With “Rodney Stone” must, of course, be classed the short story “The Master of Croxley,” a fine specimen of Conan Doyle’s descriptive style in matters of the ring. In the novel, strength and dogged endurance in the person of Jack Harrison triumph over science as exemplified by Crab Wilson; but in the short story, the Master—a tough, hard-hitting fighter of the old school—falls before the quickness of the young doctor, Montgomery, who brings off a dramatic knock-out blow in the nick of time.

There is an excellent fight in “The Witch’s Head,” by Rider Haggard, between one Jeremy Jones and a Boer giant called Van Zyl. Jeremy’s only hope is to avoid the Dutchman’s blows, that gentleman being able to tap a large hole in the wooden panel of a wagon with the utmost ease. He therefore confines himself to long-range fighting. But in the end the Dutchman closes with him, and attempts to strangle him. Jeremy, however, remembering an old wrestling trick, tries it, with the result that Van Zyl flies over his shoulder and cripples himself for life, and all is joy and peace.

Two of Mr. Jacobs’s best short stories, “The Peacemaker” and “The Bully of the Cavendish,” deal with fighting. In the latter mention is made of a certain Sinker Pitt, a professor of the art, who when in need of practice used to improve on the conventional ball-punching by going the round of the public-houses dressed as a Methodist clergyman and insulting hot-tempered sailor-men. A prizefighter also appears in “A Harbour of Refuge,” no less a celebrity than the Battersea Bruiser, eulogistically described by his commanding officer as a man who “could be champion of England, if he would only take the trouble to train.” And yet the Bruiser, instead of being flattered, offers to “put sich a ’ed on ’im that when he wants to blow his nose he’ll have to get a glass to see where to go to.” Such is human gratitude.

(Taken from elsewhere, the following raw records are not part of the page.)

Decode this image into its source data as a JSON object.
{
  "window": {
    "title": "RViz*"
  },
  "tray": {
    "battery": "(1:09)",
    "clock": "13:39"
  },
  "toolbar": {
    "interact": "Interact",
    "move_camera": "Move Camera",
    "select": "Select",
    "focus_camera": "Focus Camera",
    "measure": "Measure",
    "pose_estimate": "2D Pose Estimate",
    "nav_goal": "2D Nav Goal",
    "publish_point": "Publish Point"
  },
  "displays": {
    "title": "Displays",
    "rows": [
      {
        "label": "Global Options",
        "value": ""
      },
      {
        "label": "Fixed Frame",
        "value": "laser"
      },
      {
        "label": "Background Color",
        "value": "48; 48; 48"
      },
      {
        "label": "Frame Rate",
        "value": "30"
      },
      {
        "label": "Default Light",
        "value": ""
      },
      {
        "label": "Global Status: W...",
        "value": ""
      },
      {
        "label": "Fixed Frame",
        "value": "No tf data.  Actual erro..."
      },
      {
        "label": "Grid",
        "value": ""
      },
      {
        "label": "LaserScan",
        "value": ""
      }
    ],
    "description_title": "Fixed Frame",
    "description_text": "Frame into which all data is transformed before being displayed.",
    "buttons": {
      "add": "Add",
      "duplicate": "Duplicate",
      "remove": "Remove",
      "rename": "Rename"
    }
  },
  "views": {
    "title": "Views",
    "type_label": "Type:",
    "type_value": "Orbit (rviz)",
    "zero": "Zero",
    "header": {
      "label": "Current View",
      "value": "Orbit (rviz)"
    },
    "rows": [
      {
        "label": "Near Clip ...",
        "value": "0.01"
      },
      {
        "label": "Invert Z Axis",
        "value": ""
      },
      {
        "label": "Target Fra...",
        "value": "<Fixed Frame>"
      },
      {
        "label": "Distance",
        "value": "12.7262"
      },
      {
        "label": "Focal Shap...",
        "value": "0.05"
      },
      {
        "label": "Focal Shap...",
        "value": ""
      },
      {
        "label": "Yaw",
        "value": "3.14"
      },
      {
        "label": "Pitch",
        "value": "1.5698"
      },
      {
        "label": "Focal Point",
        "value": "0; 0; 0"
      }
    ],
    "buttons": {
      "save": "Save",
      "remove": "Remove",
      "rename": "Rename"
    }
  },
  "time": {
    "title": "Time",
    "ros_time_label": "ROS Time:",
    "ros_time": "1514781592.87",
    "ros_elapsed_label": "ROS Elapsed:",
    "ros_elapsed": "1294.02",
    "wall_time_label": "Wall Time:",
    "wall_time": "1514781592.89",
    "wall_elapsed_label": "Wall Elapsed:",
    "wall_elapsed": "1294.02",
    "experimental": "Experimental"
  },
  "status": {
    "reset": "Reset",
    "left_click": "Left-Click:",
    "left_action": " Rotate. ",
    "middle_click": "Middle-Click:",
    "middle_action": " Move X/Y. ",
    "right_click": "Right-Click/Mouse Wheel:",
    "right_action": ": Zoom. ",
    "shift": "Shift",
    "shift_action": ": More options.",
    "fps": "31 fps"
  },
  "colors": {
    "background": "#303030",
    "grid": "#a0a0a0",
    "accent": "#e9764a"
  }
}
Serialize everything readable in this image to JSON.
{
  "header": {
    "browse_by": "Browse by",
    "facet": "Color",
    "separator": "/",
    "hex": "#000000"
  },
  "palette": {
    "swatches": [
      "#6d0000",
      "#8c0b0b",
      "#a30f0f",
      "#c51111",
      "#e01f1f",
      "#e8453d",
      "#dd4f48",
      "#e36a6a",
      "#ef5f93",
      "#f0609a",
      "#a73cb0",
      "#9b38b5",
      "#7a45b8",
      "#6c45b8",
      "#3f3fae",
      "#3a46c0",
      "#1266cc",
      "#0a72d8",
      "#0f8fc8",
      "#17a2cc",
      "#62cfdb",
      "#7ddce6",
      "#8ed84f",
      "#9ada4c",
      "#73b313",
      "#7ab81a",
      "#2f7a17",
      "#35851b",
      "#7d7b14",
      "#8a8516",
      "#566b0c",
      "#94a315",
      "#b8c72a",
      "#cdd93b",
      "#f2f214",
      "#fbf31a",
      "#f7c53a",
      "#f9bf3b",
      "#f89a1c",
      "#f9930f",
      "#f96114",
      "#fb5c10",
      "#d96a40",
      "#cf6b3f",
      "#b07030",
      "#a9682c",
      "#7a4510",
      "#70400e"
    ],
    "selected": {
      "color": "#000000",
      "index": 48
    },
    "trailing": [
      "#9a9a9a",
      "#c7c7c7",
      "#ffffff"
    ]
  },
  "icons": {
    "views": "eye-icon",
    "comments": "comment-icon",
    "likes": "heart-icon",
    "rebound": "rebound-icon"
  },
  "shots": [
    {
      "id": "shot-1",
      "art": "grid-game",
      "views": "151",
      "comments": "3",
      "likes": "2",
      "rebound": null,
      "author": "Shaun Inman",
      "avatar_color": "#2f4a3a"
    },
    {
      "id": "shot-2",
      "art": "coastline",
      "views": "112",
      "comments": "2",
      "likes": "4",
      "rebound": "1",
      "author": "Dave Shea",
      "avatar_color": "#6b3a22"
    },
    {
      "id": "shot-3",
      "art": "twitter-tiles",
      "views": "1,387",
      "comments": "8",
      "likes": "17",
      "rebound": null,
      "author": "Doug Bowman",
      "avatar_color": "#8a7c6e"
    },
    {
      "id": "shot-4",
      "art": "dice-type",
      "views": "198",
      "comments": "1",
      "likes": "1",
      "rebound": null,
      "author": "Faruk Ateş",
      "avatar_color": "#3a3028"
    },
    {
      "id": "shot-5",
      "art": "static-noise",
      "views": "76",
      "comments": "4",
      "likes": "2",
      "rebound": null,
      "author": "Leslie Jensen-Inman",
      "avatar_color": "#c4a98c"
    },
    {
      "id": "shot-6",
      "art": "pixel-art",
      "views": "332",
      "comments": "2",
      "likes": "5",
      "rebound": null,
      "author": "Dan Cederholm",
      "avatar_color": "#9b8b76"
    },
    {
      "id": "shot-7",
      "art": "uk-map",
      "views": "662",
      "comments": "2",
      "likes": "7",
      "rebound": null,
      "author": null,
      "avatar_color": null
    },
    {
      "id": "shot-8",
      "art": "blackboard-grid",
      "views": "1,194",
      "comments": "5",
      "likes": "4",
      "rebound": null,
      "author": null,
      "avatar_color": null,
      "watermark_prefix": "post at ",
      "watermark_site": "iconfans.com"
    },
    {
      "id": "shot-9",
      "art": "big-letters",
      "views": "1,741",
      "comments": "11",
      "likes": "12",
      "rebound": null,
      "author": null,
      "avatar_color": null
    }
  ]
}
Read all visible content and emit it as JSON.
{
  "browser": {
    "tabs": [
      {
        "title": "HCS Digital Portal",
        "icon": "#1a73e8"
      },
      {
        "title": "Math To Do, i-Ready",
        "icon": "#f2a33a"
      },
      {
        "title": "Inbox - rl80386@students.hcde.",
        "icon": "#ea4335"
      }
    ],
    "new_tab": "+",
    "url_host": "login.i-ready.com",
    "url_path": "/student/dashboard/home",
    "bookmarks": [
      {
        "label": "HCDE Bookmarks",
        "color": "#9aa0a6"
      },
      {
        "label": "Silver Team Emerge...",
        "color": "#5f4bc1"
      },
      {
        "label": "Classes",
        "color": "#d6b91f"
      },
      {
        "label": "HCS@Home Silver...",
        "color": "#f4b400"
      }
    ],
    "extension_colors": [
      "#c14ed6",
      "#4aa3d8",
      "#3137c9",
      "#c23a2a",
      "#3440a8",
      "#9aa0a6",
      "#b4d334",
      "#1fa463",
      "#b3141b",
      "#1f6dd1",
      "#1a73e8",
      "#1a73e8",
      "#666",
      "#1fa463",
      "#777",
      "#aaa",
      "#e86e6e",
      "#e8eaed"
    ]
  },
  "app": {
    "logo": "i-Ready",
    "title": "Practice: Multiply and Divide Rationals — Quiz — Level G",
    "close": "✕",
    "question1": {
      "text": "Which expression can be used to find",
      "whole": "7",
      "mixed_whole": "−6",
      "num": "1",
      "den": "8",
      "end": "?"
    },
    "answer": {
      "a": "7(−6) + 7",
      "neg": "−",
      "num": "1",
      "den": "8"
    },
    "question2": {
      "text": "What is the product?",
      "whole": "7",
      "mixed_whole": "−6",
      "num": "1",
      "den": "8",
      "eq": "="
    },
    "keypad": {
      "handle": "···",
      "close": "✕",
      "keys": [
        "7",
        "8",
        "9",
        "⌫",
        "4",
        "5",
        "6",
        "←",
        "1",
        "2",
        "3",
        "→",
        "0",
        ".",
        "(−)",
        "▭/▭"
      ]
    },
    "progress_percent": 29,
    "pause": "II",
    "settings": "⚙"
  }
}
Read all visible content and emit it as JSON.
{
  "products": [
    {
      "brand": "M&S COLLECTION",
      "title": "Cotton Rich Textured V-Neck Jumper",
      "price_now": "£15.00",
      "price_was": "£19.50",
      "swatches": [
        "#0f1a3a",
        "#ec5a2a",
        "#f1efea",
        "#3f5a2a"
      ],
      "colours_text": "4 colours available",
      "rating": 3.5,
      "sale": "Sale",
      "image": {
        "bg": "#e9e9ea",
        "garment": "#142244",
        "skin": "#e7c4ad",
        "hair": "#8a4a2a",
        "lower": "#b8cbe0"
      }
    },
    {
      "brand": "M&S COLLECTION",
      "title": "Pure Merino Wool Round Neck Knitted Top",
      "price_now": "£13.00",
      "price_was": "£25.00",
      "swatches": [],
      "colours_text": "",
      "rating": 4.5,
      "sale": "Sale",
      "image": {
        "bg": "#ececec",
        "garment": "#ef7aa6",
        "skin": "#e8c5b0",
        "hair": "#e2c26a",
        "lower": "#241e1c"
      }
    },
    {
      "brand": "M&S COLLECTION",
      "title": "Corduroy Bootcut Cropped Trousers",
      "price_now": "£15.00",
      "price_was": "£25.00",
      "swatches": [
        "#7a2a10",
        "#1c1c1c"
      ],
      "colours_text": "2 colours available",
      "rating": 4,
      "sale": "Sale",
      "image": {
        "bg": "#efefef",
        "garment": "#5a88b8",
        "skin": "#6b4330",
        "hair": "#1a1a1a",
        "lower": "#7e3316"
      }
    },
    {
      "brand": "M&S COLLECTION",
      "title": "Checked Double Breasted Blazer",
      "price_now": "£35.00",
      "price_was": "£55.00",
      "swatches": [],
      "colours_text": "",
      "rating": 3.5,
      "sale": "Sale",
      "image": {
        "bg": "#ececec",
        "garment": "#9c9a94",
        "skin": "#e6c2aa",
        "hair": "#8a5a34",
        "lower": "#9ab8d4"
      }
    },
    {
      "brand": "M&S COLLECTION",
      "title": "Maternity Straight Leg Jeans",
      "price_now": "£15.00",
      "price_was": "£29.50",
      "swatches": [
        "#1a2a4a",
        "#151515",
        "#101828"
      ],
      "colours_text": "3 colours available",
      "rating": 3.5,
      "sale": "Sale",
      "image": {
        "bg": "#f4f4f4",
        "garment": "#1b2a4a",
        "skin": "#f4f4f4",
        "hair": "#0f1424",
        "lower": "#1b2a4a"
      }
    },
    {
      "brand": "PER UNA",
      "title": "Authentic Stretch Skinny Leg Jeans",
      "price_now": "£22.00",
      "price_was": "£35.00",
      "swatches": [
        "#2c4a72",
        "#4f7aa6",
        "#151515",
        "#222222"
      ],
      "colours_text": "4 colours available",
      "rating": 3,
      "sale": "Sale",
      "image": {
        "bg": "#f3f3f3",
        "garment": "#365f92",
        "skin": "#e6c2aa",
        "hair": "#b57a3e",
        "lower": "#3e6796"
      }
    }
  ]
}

To conclude, Mr. Bernard Shaw observes sadly that the popular English novel is nothing less than a gospel of pugilism. And why not? All fights are good reading, and if the hero invariably wins, well, what does it matter? The villain is, as a rule, a most disreputable character, and fully deserves all he gets. And the hero, whatever his faults, is certainly entitled to an occasional treat. Let the good work go forward!